Excerpts from a dataset
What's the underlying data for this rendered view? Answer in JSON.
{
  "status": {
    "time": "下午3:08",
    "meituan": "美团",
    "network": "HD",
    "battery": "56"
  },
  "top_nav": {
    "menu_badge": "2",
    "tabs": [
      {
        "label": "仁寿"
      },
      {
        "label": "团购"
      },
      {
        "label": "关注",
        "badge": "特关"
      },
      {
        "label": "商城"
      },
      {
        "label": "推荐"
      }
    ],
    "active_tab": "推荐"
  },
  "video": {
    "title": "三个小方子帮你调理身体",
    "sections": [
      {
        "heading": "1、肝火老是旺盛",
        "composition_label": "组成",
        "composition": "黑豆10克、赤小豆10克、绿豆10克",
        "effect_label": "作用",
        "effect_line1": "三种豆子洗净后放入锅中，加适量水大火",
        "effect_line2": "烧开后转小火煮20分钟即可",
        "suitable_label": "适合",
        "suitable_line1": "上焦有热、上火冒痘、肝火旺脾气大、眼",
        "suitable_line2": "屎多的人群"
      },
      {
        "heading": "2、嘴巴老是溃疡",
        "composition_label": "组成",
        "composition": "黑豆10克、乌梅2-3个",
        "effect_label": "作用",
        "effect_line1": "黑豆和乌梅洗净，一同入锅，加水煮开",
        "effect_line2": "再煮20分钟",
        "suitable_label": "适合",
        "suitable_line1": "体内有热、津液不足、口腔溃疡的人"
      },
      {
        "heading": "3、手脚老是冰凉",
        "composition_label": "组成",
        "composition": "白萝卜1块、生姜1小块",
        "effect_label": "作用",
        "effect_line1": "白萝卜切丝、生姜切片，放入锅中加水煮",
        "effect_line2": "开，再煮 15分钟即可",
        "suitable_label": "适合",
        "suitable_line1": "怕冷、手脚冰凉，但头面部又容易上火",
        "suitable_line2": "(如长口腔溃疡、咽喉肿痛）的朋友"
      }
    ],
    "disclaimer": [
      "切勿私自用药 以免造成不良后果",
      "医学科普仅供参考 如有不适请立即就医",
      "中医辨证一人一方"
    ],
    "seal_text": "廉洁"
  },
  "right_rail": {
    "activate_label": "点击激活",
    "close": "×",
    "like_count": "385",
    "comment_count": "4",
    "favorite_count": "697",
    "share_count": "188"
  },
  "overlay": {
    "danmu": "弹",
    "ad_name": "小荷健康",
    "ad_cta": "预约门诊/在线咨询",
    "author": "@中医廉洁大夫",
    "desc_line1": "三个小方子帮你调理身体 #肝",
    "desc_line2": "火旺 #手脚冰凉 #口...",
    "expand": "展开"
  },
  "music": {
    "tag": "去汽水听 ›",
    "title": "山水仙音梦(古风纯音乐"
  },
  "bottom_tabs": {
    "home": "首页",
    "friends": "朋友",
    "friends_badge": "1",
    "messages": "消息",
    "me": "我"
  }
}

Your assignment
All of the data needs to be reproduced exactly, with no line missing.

The completed task
What's the underlying data for this rendered view? Answer in JSON.
{
  "status": {
    "time": "下午3:08",
    "meituan": "美团",
    "network": "HD",
    "battery": "56"
  },
  "top_nav": {
    "menu_badge": "2",
    "tabs": [
      {
        "label": "仁寿"
      },
      {
        "label": "团购"
      },
      {
        "label": "关注",
        "badge": "特关"
      },
      {
        "label": "商城"
      },
      {
        "label": "推荐"
      }
    ],
    "active_tab": "推荐"
  },
  "video": {
    "title": "三个小方子帮你调理身体",
    "sections": [
      {
        "heading": "1、肝火老是旺盛",
        "composition_label": "组成",
        "composition": "黑豆10克、赤小豆10克、绿豆10克",
        "effect_label": "作用",
        "effect_line1": "三种豆子洗净后放入锅中，加适量水大火",
        "effect_line2": "烧开后转小火煮20分钟即可",
        "suitable_label": "适合",
        "suitable_line1": "上焦有热、上火冒痘、肝火旺脾气大、眼",
        "suitable_line2": "屎多的人群"
      },
      {
        "heading": "2、嘴巴老是溃疡",
        "composition_label": "组成",
        "composition": "黑豆10克、乌梅2-3个",
        "effect_label": "作用",
        "effect_line1": "黑豆和乌梅洗净，一同入锅，加水煮开",
        "effect_line2": "再煮20分钟",
        "suitable_label": "适合",
        "suitable_line1": "体内有热、津液不足、口腔溃疡的人"
      },
      {
        "heading": "3、手脚老是冰凉",
        "composition_label": "组成",
        "composition": "白萝卜1块、生姜1小块",
        "effect_label": "作用",
        "effect_line1": "白萝卜切丝、生姜切片，放入锅中加水煮",
        "effect_line2": "开，再煮 15分钟即可",
        "suitable_label": "适合",
        "suitable_line1": "怕冷、手脚冰凉，但头面部又容易上火",
        "suitable_line2": "(如长口腔溃疡、咽喉肿痛）的朋友"
      }
    ],
    "disclaimer": [
      "切勿私自用药 以免造成不良后果",
      "医学科普仅供参考 如有不适请立即就医",
      "中医辨证一人一方"
    ],
    "seal_text": "廉洁"
  },
  "right_rail": {
    "activate_label": "点击激活",
    "close": "×",
    "like_count": "385",
    "comment_count": "4",
    "favorite_count": "697",
    "share_count": "188"
  },
  "overlay": {
    "danmu": "弹",
    "ad_name": "小荷健康",
    "ad_cta": "预约门诊/在线咨询",
    "author": "@中医廉洁大夫",
    "desc_line1": "三个小方子帮你调理身体 #肝",
    "desc_line2": "火旺 #手脚冰凉 #口...",
    "expand": "展开"
  },
  "music": {
    "tag": "去汽水听 ›",
    "title": "山水仙音梦(古风纯音乐"
  },
  "bottom_tabs": {
    "home": "首页",
    "friends": "朋友",
    "friends_badge": "1",
    "messages": "消息",
    "me": "我"
  }
}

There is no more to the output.